10. In the early 30s, Kurchatov began to study the physics of the atomic nucleus – one of the first USSR scientists to do it. Igor Vasilyevich was one of the few who believed that nuclear energy could be harnessed by the man. And not only for military purposes.
11. At the beginning of World War II, Igor Kurchatov invented a method for demagnetizing warships. “LFTI System” created by Kurchatov together with Anatoly Petrovich Alexandrov was installed on hundreds of ships and provided one hundred percent protection against German magnetic mines.
12. At the end of 1941, Kurchatov came down with typhus complicated by severe pneumonia. That was when he grew his famous beard, and Prince Igor, as his colleagues nicknamed him, had been known as The Beard ever since.
13. In September 1942, the USSR initiated the work on creating the atomic bomb. Academician Ioffe was supposed to lead the project, but he dared to suggest the young Kurchatov as a leader. “I don’t know this academician,” Stalin replied. Kurchatov was urgently promoted to academician and headed the project.
14. In 1943, in order to create the atomic bomb, Laboratory No.2 of the USSR Academy of Sciences for testing devices was established in Moscow. In 1957, it was transformed into the Institute of Atomic Energy of the USSR Academy of Sciences. His brainchild was named after Kurchatov only in 1960, after the scientist’s untimely death.
15. They say that when organizing the territory of the institute, Kurchatov did not allow to pave the paths immediately. A few months later, they paved the paths trodden by employees.
16. On December 25, 1946, with the personal participation of Igor Vasilyevich Kurchatov, a chain nuclear reaction was carried out for the first time in the Soviet Union at a uranium-graphite reactor. “Atomic energy is now subject to the will of the Soviet man,” the future father of the Soviet atomic bomb said with pride, commenting on this event.

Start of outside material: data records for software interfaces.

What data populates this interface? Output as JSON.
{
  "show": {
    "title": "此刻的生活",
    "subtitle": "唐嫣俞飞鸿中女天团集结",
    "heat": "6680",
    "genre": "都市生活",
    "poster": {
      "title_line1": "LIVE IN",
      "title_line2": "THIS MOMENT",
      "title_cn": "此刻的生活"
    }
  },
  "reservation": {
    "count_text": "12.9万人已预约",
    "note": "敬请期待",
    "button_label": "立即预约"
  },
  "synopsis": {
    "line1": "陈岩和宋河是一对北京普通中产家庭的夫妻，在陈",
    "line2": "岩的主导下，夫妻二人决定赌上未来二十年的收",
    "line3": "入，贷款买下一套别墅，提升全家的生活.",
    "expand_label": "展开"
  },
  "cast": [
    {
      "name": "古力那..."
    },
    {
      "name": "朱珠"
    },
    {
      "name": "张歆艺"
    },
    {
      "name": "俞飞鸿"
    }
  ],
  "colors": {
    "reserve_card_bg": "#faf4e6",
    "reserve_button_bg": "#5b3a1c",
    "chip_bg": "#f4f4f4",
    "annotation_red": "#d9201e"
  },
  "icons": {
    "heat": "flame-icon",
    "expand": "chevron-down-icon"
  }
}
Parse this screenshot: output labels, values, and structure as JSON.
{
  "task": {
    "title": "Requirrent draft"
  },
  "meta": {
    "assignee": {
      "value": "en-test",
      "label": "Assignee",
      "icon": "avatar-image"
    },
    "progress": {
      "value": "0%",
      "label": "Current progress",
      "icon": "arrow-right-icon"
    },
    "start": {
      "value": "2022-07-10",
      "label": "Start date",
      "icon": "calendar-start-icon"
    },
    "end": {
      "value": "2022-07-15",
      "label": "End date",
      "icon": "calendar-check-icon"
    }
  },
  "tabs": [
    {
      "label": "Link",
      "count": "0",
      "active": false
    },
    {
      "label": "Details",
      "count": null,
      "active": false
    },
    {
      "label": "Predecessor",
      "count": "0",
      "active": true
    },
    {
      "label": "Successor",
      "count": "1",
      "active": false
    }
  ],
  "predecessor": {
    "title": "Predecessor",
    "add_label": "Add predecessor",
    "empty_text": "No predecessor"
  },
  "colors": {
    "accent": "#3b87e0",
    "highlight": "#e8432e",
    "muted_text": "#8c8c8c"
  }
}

17. He was not mistaken: on August 29, 1949, the first domestic RDS-1 atomic bomb was detonated at the Semipalatinsk test site. On August 12, 1953, a hydrogen bomb was tested in the USSR; in 1954, the world’s first nuclear power plant was launched in Obninsk; in 1958, the world’s first nuclear reactor for submarines was created, and in 1959 – the reactor for nuclear icebreakers. And all this was done with the participation and under the direct supervision of Igor Vasilyevich Kurchatov.
18. In February 1960, Kurchatov came to the Barvikha recreation center near Moscow to visit his friend, Academician Yuli Khariton. They were sitting on a bench and talking, and then there was a sudden pause in the conversation. Khariton looked at Kurchatov and saw that he was dead. The urn containing the ashes of the remarkable scientist was buried in the Kremlin wall. Kurchatov’s phrase “The science of physics is good, but life is too short!” has literally come true.
19. Two cities of the planet are named after Kurchatov – one in Russia, the other in Kazakhstan.
20. There are countless monuments to the scientist, but arguably the most significant one is located on the square named after him in front of the Kurchatov Institute building. The sculptor Rukavishnikov created only the head of the “father” of Soviet nuclear projects. You can’t put it better: Kurchatov had a great mind in his head!